We’re asked this so often, Jan decided to update everyone on Old Henry:
A frequent question posed to Nature Center staff is, “Is Old Henry still here?” Well, yes and no. The huge tree which amazed children once encircled during field trips is gone. But the lore and essence of Henry continues as new growth springs from his decaying remains. Henry is now a nursery tree hosting a diversity of plants and small wildlife living in and on his remaining trunk that is scattered about the floodplain.
The broken stump is rapidly returning to the earth as rich, composted soil.

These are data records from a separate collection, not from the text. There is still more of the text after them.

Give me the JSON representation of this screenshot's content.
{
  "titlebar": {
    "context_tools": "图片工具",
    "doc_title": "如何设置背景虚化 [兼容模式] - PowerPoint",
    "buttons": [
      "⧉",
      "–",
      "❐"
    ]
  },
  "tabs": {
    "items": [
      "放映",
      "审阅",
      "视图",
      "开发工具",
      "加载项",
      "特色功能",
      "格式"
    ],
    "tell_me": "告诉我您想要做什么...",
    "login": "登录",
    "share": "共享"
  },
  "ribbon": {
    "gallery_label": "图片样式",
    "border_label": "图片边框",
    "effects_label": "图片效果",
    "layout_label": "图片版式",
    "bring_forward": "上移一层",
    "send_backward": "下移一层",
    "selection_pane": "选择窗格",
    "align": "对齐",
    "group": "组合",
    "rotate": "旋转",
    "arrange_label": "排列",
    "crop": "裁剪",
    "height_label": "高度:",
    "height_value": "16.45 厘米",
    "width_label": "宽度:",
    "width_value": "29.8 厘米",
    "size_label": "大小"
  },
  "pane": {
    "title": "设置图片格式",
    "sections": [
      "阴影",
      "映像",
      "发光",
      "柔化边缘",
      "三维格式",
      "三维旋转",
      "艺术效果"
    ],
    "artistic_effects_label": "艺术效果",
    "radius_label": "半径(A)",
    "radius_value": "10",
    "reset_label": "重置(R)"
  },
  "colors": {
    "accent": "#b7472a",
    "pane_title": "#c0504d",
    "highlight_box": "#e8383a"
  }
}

Although the standing tree has fallen, many still visit Old Henry’s site. Each solstice Henry’s stump is encircled with corn and birdseed for wildlife, as it has been for dozens of years when this silver maple was a thriving tree. Henry continues to be a stopping point on woodland field trips for school children.

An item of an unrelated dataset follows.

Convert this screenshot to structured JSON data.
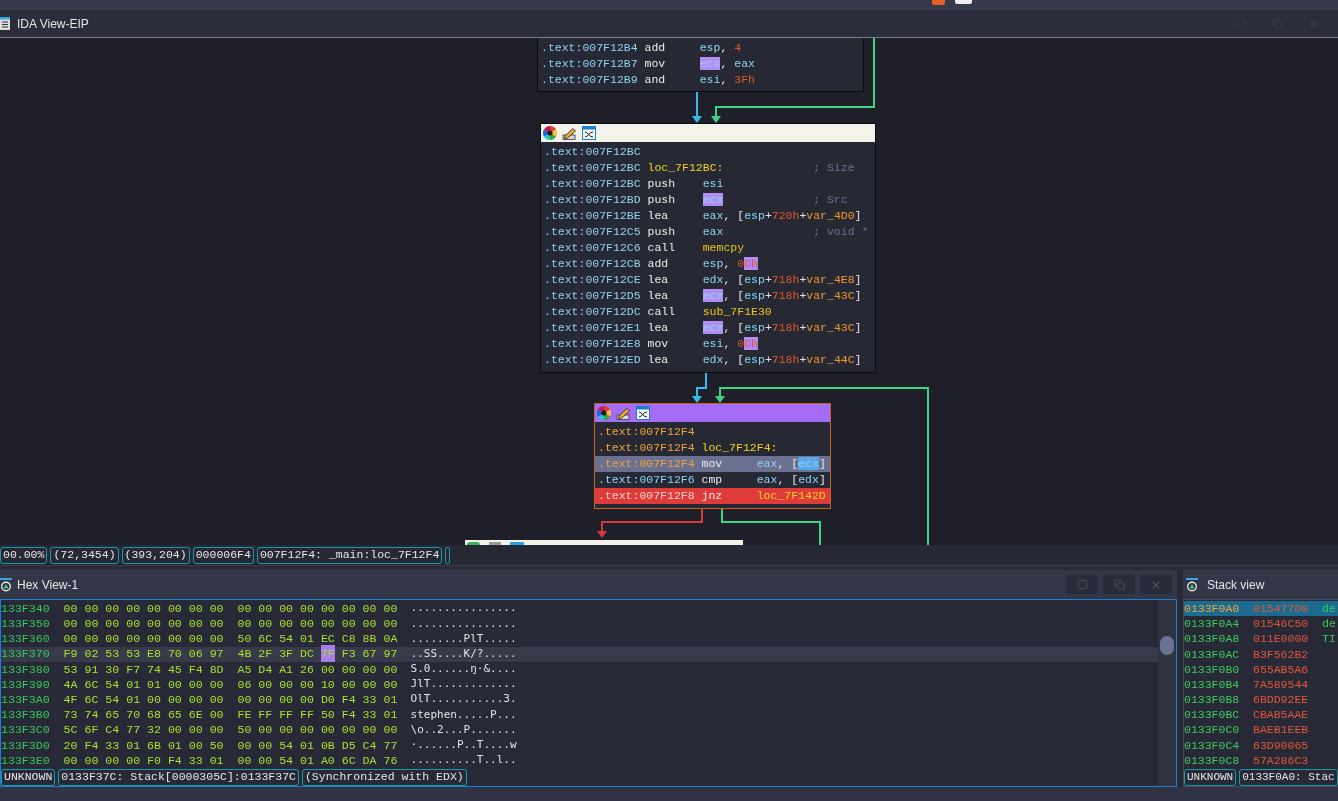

Even though the branches that offered homes and perches for birds, mammals and invertebrates are gone, Henry offers an important lesson on the value and role of decaying trees. Visitors are still in awe at the girth of the decomposing trunk sections lying on the forest floor. Many small creatures and plants thrive on the slow release of Henry’s stored nutrients. Look close at the sections to see if you can find the small silver maple tree rooted in a pocket of compost on one. Possibly it will become the next Old Henry.